YOUR INSTRUCTIONS:
Lines in which "shortcut" appears should be pulled from the data below.

DATA UNDER STUDY:
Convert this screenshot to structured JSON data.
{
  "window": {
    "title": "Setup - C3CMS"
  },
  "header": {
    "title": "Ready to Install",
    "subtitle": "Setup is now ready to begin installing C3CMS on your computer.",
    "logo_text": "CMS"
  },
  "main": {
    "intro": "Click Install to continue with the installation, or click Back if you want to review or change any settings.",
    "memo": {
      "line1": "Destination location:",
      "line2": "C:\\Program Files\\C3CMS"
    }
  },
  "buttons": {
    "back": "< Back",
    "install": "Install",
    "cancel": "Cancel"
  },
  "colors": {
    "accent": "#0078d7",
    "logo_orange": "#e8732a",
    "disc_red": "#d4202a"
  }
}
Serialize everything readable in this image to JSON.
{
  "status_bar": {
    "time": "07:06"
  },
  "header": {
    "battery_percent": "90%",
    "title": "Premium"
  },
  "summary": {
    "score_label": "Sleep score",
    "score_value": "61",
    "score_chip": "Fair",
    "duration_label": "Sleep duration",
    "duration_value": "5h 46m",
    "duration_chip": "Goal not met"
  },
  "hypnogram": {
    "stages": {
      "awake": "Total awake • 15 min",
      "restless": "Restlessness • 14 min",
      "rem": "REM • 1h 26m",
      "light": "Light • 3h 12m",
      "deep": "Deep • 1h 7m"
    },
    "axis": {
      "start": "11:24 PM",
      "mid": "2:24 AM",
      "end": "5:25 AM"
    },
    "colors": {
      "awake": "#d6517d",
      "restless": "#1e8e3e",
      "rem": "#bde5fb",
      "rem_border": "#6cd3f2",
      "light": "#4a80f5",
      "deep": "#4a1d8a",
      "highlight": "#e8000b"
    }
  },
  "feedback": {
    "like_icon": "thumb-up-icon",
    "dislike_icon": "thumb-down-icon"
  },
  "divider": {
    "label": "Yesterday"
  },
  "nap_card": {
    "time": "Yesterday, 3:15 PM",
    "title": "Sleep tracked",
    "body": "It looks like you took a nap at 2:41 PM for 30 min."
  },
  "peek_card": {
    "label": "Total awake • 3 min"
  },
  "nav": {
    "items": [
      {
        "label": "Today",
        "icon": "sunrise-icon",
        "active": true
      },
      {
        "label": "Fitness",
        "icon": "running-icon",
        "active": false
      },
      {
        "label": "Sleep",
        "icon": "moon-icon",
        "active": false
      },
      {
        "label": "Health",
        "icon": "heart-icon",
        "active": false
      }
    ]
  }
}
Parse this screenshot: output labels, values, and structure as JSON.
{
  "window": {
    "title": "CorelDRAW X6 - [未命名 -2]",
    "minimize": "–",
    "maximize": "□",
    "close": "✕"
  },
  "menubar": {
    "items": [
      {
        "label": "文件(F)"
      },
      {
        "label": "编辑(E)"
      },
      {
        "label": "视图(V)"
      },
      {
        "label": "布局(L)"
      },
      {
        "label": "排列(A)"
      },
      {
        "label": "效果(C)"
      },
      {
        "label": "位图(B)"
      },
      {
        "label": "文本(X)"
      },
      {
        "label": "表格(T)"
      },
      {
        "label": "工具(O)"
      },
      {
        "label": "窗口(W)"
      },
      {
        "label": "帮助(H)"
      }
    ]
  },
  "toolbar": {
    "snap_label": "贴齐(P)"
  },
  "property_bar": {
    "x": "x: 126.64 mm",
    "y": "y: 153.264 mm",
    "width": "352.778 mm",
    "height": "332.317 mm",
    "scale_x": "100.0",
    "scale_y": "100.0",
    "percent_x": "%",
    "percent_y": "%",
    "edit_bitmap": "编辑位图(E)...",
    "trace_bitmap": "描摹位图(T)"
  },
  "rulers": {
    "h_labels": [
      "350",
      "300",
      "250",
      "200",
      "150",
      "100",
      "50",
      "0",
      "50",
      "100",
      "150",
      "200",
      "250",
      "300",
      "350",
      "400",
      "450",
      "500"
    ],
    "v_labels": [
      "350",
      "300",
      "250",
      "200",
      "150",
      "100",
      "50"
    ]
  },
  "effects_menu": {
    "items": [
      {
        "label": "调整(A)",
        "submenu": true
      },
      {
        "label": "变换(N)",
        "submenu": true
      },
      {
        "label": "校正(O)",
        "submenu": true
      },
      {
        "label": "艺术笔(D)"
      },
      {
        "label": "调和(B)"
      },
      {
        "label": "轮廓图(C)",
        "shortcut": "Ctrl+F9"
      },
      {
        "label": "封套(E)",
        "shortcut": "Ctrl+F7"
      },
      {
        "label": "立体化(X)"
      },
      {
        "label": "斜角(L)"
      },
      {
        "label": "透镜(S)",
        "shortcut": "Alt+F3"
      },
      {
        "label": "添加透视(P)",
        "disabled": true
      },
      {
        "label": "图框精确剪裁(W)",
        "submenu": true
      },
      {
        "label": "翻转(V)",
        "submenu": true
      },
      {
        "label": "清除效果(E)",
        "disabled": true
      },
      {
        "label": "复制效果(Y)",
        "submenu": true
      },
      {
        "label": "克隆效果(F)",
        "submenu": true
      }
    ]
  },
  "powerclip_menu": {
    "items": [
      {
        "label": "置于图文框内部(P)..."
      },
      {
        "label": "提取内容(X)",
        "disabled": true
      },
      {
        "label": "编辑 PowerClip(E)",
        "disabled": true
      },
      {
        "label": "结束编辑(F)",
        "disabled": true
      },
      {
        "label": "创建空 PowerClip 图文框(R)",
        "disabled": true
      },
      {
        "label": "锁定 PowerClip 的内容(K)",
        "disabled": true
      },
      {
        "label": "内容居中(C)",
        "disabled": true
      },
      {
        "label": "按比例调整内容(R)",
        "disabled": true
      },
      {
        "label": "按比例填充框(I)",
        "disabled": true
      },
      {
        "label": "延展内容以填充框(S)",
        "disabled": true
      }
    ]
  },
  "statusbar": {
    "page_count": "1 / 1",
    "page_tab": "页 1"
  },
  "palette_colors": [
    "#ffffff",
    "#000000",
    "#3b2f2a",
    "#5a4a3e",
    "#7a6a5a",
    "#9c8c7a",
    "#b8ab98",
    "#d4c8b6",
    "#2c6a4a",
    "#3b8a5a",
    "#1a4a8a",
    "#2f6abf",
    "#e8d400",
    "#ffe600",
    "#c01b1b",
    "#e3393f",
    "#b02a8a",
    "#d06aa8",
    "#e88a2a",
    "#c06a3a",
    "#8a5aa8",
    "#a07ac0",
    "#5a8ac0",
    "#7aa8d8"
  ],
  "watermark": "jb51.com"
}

WRITTEN SOLUTION:
        "shortcut": "Ctrl+F9"
        "shortcut": "Ctrl+F7"
        "shortcut": "Alt+F3"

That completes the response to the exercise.